> TASK PROMPT: Return a copy of every line in the data below that contains "remove".

[Page and application data records]
┄┄┄┄┄┄┄┄┄┄
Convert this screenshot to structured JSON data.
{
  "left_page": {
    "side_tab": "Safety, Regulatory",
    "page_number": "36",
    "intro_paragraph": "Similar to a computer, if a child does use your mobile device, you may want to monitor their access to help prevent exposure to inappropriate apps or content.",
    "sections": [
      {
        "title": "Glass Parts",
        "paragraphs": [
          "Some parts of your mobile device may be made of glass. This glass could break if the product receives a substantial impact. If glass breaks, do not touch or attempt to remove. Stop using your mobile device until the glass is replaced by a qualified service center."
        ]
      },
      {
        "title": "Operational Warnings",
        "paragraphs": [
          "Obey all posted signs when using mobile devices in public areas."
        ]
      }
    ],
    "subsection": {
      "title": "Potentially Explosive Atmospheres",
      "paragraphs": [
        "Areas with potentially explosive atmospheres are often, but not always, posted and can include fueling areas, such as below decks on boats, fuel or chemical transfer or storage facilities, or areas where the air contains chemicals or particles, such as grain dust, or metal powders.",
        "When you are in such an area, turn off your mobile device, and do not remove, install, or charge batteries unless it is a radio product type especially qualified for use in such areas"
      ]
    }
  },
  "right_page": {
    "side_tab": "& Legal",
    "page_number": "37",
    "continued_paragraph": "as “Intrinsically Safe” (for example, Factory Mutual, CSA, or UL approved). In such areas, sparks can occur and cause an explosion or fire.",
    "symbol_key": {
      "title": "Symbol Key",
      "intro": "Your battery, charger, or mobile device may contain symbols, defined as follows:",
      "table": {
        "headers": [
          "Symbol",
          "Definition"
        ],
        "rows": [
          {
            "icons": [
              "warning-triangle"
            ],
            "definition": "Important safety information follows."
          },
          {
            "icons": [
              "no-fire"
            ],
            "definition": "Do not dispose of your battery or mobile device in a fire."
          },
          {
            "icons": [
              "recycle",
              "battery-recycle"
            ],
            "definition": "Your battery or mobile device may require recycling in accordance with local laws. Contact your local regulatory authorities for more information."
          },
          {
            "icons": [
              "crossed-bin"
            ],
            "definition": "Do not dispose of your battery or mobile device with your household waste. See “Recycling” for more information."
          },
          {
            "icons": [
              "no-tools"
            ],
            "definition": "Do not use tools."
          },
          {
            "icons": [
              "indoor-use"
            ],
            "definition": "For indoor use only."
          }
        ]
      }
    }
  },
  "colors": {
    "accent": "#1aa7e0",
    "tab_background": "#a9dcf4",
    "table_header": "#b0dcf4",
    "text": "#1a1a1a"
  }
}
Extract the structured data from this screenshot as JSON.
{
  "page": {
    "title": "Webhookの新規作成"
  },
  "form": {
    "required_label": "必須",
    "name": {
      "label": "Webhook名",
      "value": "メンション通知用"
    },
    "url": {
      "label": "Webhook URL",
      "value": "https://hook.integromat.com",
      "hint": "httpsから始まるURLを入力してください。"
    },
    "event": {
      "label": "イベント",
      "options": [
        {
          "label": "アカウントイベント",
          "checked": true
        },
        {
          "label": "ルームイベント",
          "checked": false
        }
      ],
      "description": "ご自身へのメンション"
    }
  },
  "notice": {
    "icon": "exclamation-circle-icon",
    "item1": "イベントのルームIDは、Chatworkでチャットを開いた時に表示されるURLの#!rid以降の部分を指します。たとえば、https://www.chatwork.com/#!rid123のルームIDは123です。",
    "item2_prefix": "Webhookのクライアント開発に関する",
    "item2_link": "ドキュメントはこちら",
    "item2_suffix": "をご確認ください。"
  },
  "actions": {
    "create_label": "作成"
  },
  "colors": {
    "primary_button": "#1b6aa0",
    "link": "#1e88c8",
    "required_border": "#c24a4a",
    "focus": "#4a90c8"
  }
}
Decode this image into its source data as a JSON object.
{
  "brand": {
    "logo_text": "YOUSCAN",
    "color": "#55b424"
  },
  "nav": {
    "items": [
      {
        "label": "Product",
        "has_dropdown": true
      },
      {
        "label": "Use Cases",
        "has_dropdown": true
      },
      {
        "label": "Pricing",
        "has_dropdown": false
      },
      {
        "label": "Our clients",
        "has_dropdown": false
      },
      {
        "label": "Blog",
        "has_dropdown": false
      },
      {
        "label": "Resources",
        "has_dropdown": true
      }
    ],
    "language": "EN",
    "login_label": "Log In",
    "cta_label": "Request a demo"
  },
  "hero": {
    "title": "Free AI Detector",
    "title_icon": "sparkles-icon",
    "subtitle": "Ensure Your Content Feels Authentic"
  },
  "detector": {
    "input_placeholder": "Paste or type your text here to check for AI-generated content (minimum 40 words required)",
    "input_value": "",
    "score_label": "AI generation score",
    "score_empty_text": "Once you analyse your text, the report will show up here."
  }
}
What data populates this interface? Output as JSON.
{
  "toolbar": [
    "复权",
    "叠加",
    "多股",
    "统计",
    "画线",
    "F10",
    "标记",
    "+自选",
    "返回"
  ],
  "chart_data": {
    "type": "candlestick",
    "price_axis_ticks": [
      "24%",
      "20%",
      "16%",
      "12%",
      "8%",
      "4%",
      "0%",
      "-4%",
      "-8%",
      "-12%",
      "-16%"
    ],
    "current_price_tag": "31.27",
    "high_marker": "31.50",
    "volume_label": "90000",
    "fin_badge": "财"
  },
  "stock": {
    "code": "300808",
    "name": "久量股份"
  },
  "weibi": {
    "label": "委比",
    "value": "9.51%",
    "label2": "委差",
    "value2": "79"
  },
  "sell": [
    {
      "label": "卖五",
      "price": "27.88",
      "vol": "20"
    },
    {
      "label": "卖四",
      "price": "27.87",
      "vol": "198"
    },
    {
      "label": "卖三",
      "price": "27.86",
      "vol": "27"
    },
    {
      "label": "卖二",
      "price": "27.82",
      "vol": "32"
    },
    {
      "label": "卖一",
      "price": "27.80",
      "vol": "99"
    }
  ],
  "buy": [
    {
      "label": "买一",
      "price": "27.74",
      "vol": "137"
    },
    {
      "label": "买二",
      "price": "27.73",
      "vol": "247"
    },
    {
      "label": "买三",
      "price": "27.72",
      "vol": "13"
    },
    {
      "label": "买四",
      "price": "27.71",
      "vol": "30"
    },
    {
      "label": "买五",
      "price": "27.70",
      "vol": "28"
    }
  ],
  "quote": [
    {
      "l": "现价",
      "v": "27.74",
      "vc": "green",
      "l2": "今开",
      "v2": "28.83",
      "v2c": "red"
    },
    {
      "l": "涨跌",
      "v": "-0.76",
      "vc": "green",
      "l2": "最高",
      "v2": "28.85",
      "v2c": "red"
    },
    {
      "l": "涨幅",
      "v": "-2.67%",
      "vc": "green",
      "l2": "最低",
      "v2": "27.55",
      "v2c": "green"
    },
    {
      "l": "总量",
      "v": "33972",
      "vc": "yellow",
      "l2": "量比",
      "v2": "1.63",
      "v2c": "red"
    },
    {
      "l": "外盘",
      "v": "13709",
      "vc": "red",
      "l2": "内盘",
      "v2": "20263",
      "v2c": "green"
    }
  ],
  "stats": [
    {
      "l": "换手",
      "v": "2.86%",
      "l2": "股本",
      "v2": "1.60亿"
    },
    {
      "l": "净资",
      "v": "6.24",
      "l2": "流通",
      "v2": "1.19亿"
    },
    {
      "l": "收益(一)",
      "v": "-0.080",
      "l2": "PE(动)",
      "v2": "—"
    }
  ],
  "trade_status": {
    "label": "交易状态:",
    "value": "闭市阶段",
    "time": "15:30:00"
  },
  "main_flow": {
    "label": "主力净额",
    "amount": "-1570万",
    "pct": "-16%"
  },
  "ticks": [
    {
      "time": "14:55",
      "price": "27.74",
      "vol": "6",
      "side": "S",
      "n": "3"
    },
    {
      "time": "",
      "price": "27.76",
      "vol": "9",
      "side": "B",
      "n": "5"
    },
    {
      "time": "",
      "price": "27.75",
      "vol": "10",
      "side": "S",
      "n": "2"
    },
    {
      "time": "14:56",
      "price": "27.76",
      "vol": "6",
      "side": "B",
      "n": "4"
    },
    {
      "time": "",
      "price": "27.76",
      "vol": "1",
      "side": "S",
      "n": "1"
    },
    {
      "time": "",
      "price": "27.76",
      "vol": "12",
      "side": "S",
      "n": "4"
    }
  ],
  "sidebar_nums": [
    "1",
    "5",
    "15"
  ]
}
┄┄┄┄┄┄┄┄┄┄
> EXPECTED ANSWER:
          "Some parts of your mobile device may be made of glass. This glass could break if the product receives a substantial impact. If glass breaks, do not touch or attempt to remove. Stop using your mobile device until the glass is replaced by a qualified service center."
        "When you are in such an area, turn off your mobile device, and do not remove, install, or charge batteries unless it is a radio product type especially qualified for use in such areas"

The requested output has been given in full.